Noël Dolla’s Nymphéas Post déluge (2019)
Monet’s Nymphéas: Le Matin clair aux saules (c. 1915-1926) at the Musée de l’Orangerie
After passing through a set of Jenny Holzer benches and a monumental Alexander Calder sculpture, Sylvie Fleury’s Mushroom set a more light hearted tone, bookended by a group of Alex Katz bathers frolicking in the final fountain before you reach the Louvre. This sculpture programme was also extended to Place de la Concorde which displayed award-winning architect Odile Decq’s, Le Pavillon Noir!, a structure made of one-sided mirror where visitors are rendered invisible from the outside, and Place Vendôme with an installation of Yayoi Kusama’s largest yellow dotted pumpkin to date. I notably avoided Jeff Koons’ controversial giant bouquet, Instagram providing me with a suitable alternative viewing platform.
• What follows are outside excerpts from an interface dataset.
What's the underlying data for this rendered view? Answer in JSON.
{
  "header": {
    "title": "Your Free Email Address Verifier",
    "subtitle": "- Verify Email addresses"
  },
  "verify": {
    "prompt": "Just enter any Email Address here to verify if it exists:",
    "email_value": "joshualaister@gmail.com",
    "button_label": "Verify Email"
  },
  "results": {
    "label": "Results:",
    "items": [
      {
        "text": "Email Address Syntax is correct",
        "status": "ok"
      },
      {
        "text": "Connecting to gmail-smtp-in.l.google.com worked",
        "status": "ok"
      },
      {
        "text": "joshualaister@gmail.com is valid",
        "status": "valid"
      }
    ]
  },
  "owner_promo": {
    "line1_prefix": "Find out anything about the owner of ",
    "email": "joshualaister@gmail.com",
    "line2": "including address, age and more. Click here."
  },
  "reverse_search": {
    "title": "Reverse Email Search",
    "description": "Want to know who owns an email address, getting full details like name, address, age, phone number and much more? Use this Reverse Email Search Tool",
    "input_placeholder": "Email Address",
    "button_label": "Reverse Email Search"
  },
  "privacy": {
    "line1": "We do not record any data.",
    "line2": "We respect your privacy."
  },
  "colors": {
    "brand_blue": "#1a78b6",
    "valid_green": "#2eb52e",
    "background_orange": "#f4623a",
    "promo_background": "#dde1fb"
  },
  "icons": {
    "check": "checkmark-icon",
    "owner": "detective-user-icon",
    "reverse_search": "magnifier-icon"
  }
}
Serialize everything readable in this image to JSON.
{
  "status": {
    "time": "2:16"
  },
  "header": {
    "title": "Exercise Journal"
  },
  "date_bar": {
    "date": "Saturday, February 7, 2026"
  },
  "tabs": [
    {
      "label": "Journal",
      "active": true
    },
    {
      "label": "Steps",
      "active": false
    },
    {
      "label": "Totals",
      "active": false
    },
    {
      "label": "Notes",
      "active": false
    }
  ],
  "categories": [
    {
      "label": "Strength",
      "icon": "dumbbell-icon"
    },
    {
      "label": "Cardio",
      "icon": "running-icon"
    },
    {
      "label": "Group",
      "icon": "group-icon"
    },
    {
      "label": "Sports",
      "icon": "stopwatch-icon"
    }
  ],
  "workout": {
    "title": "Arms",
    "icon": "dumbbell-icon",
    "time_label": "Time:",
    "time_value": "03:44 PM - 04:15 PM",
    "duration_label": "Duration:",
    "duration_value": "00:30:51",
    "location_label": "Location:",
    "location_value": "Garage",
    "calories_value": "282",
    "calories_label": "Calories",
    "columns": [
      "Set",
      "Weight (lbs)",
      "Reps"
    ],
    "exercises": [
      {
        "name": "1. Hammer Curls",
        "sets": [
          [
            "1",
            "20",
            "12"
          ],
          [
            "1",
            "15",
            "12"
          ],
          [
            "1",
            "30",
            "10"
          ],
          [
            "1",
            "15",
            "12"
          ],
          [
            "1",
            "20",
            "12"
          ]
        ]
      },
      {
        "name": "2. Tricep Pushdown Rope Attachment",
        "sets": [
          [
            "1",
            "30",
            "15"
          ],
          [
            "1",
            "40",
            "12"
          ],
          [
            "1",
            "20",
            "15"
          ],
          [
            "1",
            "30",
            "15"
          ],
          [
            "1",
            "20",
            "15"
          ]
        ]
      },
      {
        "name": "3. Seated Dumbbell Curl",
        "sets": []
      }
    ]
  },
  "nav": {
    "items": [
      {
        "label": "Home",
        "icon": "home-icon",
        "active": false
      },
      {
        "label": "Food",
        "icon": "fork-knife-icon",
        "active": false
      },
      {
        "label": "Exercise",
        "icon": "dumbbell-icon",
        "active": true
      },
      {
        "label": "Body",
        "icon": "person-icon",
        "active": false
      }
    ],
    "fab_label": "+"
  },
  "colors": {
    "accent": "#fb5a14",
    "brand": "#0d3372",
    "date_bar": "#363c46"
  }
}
Alex Katz, Chance (2016)
Sylvie Fleury, Mushroom Autowave Rich-Gold Petzold silber F14 (2008)
With the good weather short lived it was time to see what institutional shows Paris had to offer. Undoubtedly the first port of call was the Francis Bacon show at the Centre Pompidou, densely packed with other similarly minded visitors. The show focused on his post-Pope period from 1971 until the artist’s death in 1992, and brought together a remarkable group of works, notably all three of Bacon’s Black Triptychs, painted after the death of his lover, George Dyer, in 1971. This exhibition was divided into six sections each dedicated to different authors, Aeschylus, Friedrich Nietzsche, Georges Bataille, Michel Leiris, Joseph Conrad and T.S. Eliot, all of whom powered Bacon’s vision.
A single panel from one of Bacon’s Black Triptychs, Three Portraits – Posthumous Portrait of George dyer; Self Portrait; Portrait of Lucian Freud (1973)
A Miniature Recreation of Bacon’s Studio
In addition to this blockbuster show, Giuseppe Penone had a monumental work, Matrice di Linfa (Lifeblood matrix) installed at the Palais d’Iéna and the architectural work of Charlotte Perriand was on view at Fondation Louis Vuitton. However, I chose to end my visit in the quintessentially Parisian St Germain area to view a group of new Glenn Brown works at the Musée National Eugène-Delacroix, inspired by the museum’s namesake. A mixture of sculpture, paintings and works on paper were displayed in Delcroix’s old studio. A standout work, Drawing 2 (after Delacroix/Raphael) (2019), inspired by multiple compositions by both prodigies, revealed Brown’s mastery of draughtsmanship. The homage to Paris’ art historical masters felt like a fitting way to conclude a week of exploring Paris’ rich and varied contemporary art scene which is seeing somewhat of a renaissance.
Glenn Brown at the Musée National Eugène-Delacroix
Author: Charlie Wood, Art Associate
Cover image The Grand Palais
Photographs Author’s own